I’m starting to get a little worried about this papal visit.
I think it was a story in the Inquirer about gunmen on the Parkway during the outdoor Mass that got to me. Here’s what it said: “The most critical monitoring will likely come from snipers on the many rooftops lining the Parkway. Their job, frankly, is to spot trouble, not necessarily to shoot it … they’re the ones who pick up someone who’s moving in the wrong direction in the crowd or moving a little faster than they need — anything out of the ordinary, they’ll report from above.”
The speaker there is Steven Bucci, director of the Center for Foreign and National Security Policy at conservative think tank the Heritage Foundation.
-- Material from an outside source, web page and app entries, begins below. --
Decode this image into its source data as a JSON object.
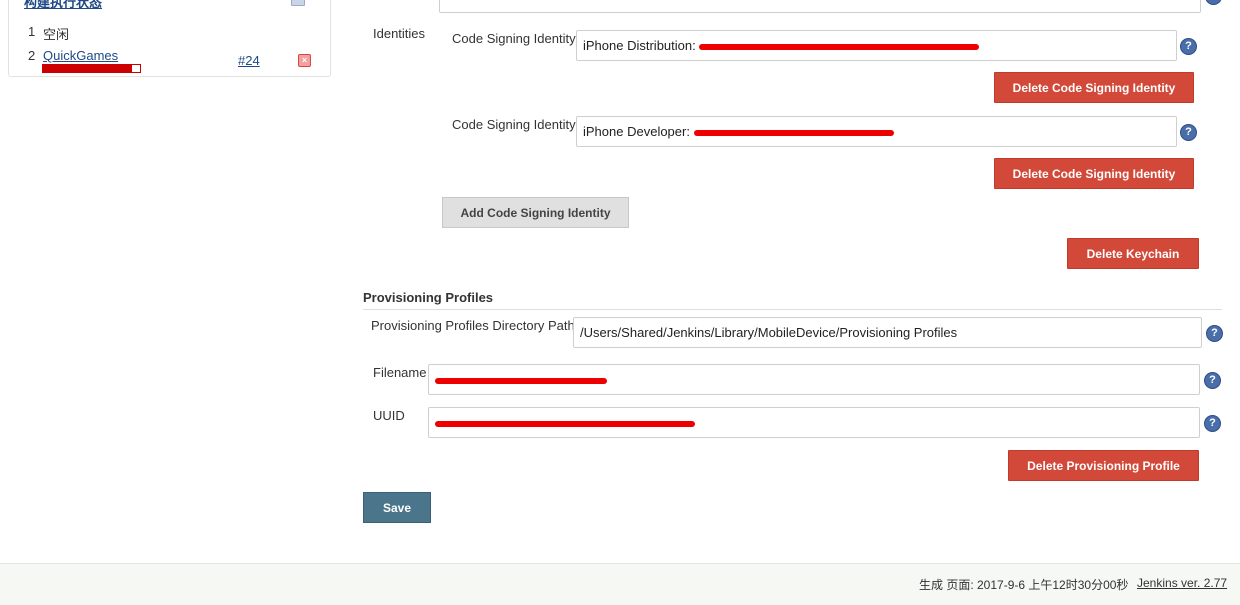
{
  "executor": {
    "header": "构建执行状态",
    "rows": [
      {
        "num": "1",
        "label": "空闲"
      },
      {
        "num": "2",
        "label": "QuickGames",
        "build": "#24",
        "progress": 0.92
      }
    ]
  },
  "identities": {
    "section_label": "Identities",
    "code_signing_label": "Code Signing Identity",
    "items": [
      {
        "value": "iPhone Distribution:",
        "delete_label": "Delete Code Signing Identity"
      },
      {
        "value": "iPhone Developer:",
        "delete_label": "Delete Code Signing Identity"
      }
    ],
    "add_label": "Add Code Signing Identity",
    "delete_keychain_label": "Delete Keychain"
  },
  "provisioning": {
    "title": "Provisioning Profiles",
    "dir_label": "Provisioning Profiles Directory Path",
    "dir_value": "/Users/Shared/Jenkins/Library/MobileDevice/Provisioning Profiles",
    "filename_label": "Filename",
    "filename_value": "",
    "uuid_label": "UUID",
    "uuid_value": "",
    "delete_label": "Delete Provisioning Profile"
  },
  "save_label": "Save",
  "footer": {
    "generated": "生成 页面: 2017-9-6 上午12时30分00秒",
    "version": "Jenkins ver. 2.77"
  },
  "colors": {
    "accent_red": "#d24939",
    "save_blue": "#4b758b",
    "link": "#204a87",
    "redaction": "#e00000"
  },
  "icons": {
    "help": "question-mark-icon",
    "stop": "stop-build-icon"
  }
}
I find it kind of scary to think that becoming disoriented in the crowd or walking too fast could put a bead on my head. Then there was this, from Henry Willis of the nonprofit RAND Corporation, which according to the Inky also focuses on national security:
Events like a visit from the Pope can bring out all sorts of people, and you have to be concerned about security from everything from very purposeful malicious sophisticated threats to attackers who are upset or deranged individuals.
Welcome to Philadelphia, y’all! Read more »
It’s been a while since we’ve taken a shot at ridiculous press releases, so we’d like to thank the Pennsylvania Democratic Party for sending us one so ridiculous that we couldn’t let it go unnoticed. Read more »
Archbishop Charles Chaput, Photo | Jeff Fusco. Waldron Mercy Academy via Google Maps
In some ways, I feel for Archbishop Charles J. Chaput.
Yesterday, when he released a statement on the archdiocese’s position on the firing of Margie Winters, I honestly believe he wasn’t prepared for the collective “NOPE!” the Internet sent his way. It lacked a little finesse, sure, but my guess is that he pretty confidently hit “send” on the below: Read more »